Joe Judge had little choice but to fire offensive coordinator Jason Garrett
Jason Garrett didn’t leave Joe Judge much of a choice.
With the Giants’ offense continuing a disturbing trend of futility in a listless 30-10 loss to the defending champion Buccaneers on Monday night in Tampa, Judge’s postgame frustration boiled over into a day-after decision to show Garrett the door.
It was time.
Judge only hopes it’s not too late to find at least a spark to an offense that has continually disappointed on Garrett’s watch. Judge made it very clear after Monday’s game that he pinned the loss on coaching, and it didn’t take much to read between the lines that he was particularly agitated about the offense.
"We have to do a better job of putting our players in position to make plays," he said. "We have too many good players. We’ve got to put them in a better position to capitalize. That’s it. We’ve got to make sure we sit down [Tuesday] as a coaching staff, understand how we have to play this game to give our players a chance to make plays."
Judge sat down with Garrett, but not to assess the game plan against Tampa. He told the former NFL quarterback and erstwhile Cowboys head coach that his services were no longer wanted. Judge said he’ll use a collaborative effort to run the offense, starting with Sunday’s game against the Eagles at MetLife Stadium. Judge said "everything is on the table" when it comes to figuring out ways of reinvigorating an offense that is averaging just 18.9 points per game and has produced just 10 passing touchdowns. The Giants are light years away from teams that make scoring look easy and not the slog that Garrett’s group had become.
Judge may be overestimating just how much talent he has on offense, because it’s really not a deep group that embattled general manager Dave Gettleman has assembled. The offensive line is average, Saquon Barkley hasn’t been right the last three years because of injuries, and Daniel Jones’ one-step-forward and two-steps-back progression/regression makes you wonder whether he is truly the answer at quarterback. But Judge needs more definitive answers about exactly what he has over the next seven weeks, and it’s worth making the change now.
Look for Freddie Kitchens to take the lead role in the design and play-calling of the offense, even if Judge seemed somewhat vague on what Kitchens’ exact duties will be. Judge lauded Kitchens, a former offensive coordinator and head coach in Cleveland, for his aggressiveness.
"Freddie has a very aggressive approach to the game," Judge said on a Zoom call Tuesday. "I think Freddie’s done a good job in terms of using his players and creating matchups and situations where they can have success, and he calls it with a degree of multiples and variables, which present problems to opponents. He sees it through the lens of a player in terms of creating plays for the player. I think that’s a valuable asset."

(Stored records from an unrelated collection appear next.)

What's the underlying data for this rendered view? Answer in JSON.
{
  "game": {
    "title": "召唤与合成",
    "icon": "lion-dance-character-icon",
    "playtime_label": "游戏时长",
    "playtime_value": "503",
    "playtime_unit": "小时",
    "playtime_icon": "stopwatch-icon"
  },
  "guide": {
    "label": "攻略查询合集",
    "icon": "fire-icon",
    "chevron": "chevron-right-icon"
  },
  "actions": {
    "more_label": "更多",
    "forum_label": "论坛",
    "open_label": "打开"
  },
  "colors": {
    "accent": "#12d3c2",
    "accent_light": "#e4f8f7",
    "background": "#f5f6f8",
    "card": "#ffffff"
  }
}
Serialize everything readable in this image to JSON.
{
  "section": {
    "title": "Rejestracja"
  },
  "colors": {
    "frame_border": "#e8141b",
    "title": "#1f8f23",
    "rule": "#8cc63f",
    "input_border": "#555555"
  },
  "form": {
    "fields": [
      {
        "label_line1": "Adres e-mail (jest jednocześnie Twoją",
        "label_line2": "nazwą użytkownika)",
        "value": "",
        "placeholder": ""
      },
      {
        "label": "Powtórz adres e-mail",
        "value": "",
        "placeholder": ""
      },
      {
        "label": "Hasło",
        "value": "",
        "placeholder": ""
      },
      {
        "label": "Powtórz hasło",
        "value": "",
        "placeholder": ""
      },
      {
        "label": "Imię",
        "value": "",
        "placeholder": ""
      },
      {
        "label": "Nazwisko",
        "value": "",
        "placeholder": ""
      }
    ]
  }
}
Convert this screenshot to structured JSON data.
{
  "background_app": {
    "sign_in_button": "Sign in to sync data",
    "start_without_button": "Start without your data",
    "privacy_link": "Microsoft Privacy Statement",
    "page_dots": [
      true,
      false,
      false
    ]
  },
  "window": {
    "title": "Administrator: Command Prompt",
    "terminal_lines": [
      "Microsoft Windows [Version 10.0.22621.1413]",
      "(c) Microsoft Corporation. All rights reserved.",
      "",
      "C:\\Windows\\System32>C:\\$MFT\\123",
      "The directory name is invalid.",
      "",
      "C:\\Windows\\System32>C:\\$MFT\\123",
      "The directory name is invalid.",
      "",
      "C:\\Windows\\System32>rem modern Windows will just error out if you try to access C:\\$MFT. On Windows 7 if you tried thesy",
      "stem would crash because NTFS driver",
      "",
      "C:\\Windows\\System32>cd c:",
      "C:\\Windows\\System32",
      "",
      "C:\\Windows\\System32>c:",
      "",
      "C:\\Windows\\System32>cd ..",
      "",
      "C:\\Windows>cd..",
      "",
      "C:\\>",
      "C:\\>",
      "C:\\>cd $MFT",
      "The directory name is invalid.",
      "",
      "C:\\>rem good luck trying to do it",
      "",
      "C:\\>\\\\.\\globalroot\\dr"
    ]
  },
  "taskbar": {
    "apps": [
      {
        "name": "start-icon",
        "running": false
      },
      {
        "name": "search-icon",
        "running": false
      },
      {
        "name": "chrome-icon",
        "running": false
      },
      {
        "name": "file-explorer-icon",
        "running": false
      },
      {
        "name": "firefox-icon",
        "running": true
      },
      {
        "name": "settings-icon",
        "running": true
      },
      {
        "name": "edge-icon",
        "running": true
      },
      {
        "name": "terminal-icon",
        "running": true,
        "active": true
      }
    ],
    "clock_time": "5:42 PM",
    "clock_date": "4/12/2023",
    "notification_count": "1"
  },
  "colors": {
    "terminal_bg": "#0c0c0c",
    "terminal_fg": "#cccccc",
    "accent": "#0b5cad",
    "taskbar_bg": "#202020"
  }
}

Giants players, including Jones and Barkley, repeatedly stood by Garrett, up to and including Monday night. It’s laudable that they didn’t point fingers at the play-calling or the play-caller, and they seemed surprised that Judge had so strongly hinted at his own dissatisfaction during his postgame news briefing before the players spoke. But Judge couldn’t afford to let the problems fester, especially after his team showed no life against a defense that had been vulnerable in previous losses to the Saints and Washington Football Team.
The Giants are mathematically alive in the wild-card race, even if they realistically have little chance of making it that far. But four of their final seven games are against divisional opponents, starting with Sunday’s matchup against an improved Eagles team. So if they are going to find some meaning in the rest of the season, Judge knew he had to shake things up now.
Nothing personal. Strictly business.
"This isn’t a blame game," Judge said. "I’m not looking for a head to roll … Real simple. It’s my job as a head coach to make sure that I give our players the best opportunity to go out there and be successful. We’ve got to find something to go ahead and give us an opportunity to change things up a little bit. Obviously, we’re not scoring enough points."
It may be too late for this season, but Judge felt he had to do this for his players. He also had to do it for himself, because his job may be on the line next. While the Giants’ ownership desperately wants to avoid making another head coaching change after just two years, Judge needs to prove he can find some answers for what ails his chronically underperforming team.